Department of Molecular and Cellular Biology Faculty . Dr. Stephen Seah

Dr. Stephen Seah


Office: SSC 4250
Ext: 56750
Lab: SSC 4205A
Ext: 53026


I have always been fascinated by how proteins, made up of simple building blocks of 20 amino acids, could serve the diverse functions required in living systems. I have previously worked with Reiske iron-sulphur proteins (M.Sc. research), phenylalanine dehydrogenase (Ph.D. research) and C-C bond cleaving hydrolases (Postdoctoral work in Université Laval and University of British Columbia). In Guelph, my lab is studying enzymes related by convergent and divergent evolution to decipher structure-function relationships in proteins.  Target enzymes being investigated include those important for environmental pollutant degradation and those that are medically relevant for development of new therapeutic drugs.


B.Sc. National University of Singapore
M.Sc. National University of Singapore
Ph.D. University of Sheffield, UK


We employ a variety of interdisciplinary techniques in our research, including molecular genetics, site-specific mutagenesis, protein purification, various spectroscopic methods and structural biology. Current research projects include:
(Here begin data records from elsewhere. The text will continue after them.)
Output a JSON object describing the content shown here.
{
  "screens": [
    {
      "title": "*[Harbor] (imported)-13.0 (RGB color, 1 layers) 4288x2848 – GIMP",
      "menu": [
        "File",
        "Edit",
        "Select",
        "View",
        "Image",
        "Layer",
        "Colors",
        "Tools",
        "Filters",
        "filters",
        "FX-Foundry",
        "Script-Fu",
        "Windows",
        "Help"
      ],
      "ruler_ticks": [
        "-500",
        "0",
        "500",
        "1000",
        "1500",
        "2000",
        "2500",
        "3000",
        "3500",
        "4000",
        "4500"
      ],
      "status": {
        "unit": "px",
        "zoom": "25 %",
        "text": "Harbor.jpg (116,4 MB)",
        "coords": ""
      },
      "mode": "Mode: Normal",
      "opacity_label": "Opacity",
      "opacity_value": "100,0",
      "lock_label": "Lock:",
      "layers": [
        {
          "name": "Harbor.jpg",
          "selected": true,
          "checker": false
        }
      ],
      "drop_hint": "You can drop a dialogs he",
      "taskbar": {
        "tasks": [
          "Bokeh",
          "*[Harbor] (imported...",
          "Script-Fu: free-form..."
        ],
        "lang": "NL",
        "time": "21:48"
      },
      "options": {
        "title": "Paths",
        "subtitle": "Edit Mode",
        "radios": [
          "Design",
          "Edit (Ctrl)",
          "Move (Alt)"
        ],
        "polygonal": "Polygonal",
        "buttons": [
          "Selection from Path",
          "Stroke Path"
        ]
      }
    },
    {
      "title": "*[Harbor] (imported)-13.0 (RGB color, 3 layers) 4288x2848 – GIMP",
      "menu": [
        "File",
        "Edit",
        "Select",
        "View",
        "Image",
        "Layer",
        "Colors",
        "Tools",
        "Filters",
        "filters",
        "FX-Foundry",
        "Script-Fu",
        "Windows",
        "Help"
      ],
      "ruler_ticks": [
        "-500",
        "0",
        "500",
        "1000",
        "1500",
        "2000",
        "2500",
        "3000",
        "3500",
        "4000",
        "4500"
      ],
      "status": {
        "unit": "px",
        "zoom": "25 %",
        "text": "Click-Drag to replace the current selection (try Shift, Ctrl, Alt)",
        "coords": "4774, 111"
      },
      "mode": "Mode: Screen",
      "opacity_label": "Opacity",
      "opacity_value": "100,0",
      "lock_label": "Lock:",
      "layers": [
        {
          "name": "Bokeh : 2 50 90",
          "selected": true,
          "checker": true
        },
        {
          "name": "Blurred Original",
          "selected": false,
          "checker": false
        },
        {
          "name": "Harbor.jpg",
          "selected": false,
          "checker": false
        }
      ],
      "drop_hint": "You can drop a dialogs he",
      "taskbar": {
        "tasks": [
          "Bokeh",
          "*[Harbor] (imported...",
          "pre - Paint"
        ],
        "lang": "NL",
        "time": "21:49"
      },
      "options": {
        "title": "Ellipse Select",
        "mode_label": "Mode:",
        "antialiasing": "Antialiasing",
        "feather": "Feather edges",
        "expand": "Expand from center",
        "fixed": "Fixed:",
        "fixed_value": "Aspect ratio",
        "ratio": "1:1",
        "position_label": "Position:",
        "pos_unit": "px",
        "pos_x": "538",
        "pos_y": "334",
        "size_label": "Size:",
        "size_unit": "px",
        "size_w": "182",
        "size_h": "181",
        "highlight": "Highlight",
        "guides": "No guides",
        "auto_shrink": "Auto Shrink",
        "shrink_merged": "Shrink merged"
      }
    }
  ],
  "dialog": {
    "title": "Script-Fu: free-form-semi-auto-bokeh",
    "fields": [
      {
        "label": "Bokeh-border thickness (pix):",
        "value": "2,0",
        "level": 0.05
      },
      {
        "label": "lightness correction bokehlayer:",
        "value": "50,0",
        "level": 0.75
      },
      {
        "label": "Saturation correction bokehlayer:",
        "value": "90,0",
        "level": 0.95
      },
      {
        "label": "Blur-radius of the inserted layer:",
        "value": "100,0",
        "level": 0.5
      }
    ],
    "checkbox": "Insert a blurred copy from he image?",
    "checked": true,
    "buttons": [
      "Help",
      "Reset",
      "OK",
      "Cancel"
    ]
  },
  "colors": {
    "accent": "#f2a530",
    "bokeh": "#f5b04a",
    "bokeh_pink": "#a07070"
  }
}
  1. Steroid degradation in Mycobacterium tuberculosis and other bacteria.
    One third of the World's population is infected with Mycobacterium tuberculosis and about 10% of these individuals will develop tuberculosis during their lifetime. The emergence of drug resistant strains of M. tuberculosis, including the recent report of individuals infected with TDR-TB (totally drug resistant M. tuberculosis), has raised concerns that the currently used antibiotics may be insufficient to contain the disease. The cholesterol degradation pathway in M. tuberculosis is important for the persistence of the bacteria in host macrophages, and it therefore represents a potential target for development of new antibiotics against this pathogen.
  2. Study of microbial enzymes involved in degradation of plant biomass (Lignin) and aromatic environmental pollutants.

Selected Publications

  1. Ruprecht, A., Maddox, J., Stirling, A.J., Visaggio, N. and Seah S..Y.K. (2015) Characterization of novel Acyl-CoA dehydrogenases involved in bacterial steroid degradation. J. Bacteriol. 197:1360-1367
  2. Mazurkewich, S., Wang, W. and Seah S.Y.K. (2014) Biochemical and structural analysis of RraA proteins to decipher their relationships with 4-hydroxy-4-methyl-2-oxoglutarate/4-carboxy-4-hydroxy-2-oxoadipate aldolases. Biochemistry 53:542-553
  3. Carere, J., McKenna, S.E., Kimber, M.S. and Seah S.Y.K. (2013) Characterization of an Aldolase-Dehydrogenase Complex from the Cholesterol Degradation Pathway of Mycobacterium tuberculosis. Biochemistry 52:3502-3511.
  4. Coincon, M., Wang, W., Sygusch, J., Seah S.Y.K. (2012) Crystal Structure of Reaction Intermediates in Pyruvate Class II Aldolase: Substrate cleavage, enolate stabilization, and substrate specificity. Coincon M, Wang W, Sygusch J, Seah SY. J Biol Chem. 287:36208-36221
  5. Baker, P., Carere, J. and Seah, S.Y.K. (2012) Substrate Specificity, Substrate Channeling, and Allostery in BphJ: An Acylating Aldehyde Dehydrogenase Associated with the Pyruvate Aldolase BphI. Biochemistry 51:4558-4567.
  6. Ng, F.S.W., Wright, D. and Seah, S.Y.K. (2011) Characterization of a phosphotriesterase-like lactonase from Sulfolobus solfataricus and its immobilization for quorum quenching. Appl Environ Microbiol 77:1181-1186

Graduate Students

Scott Mazurkewich (Ph.D.)
Alexander (AJ) Stirling (M.Sc.)
Stephanie Gilbert (M.Sc.)

Seah Lab Home Page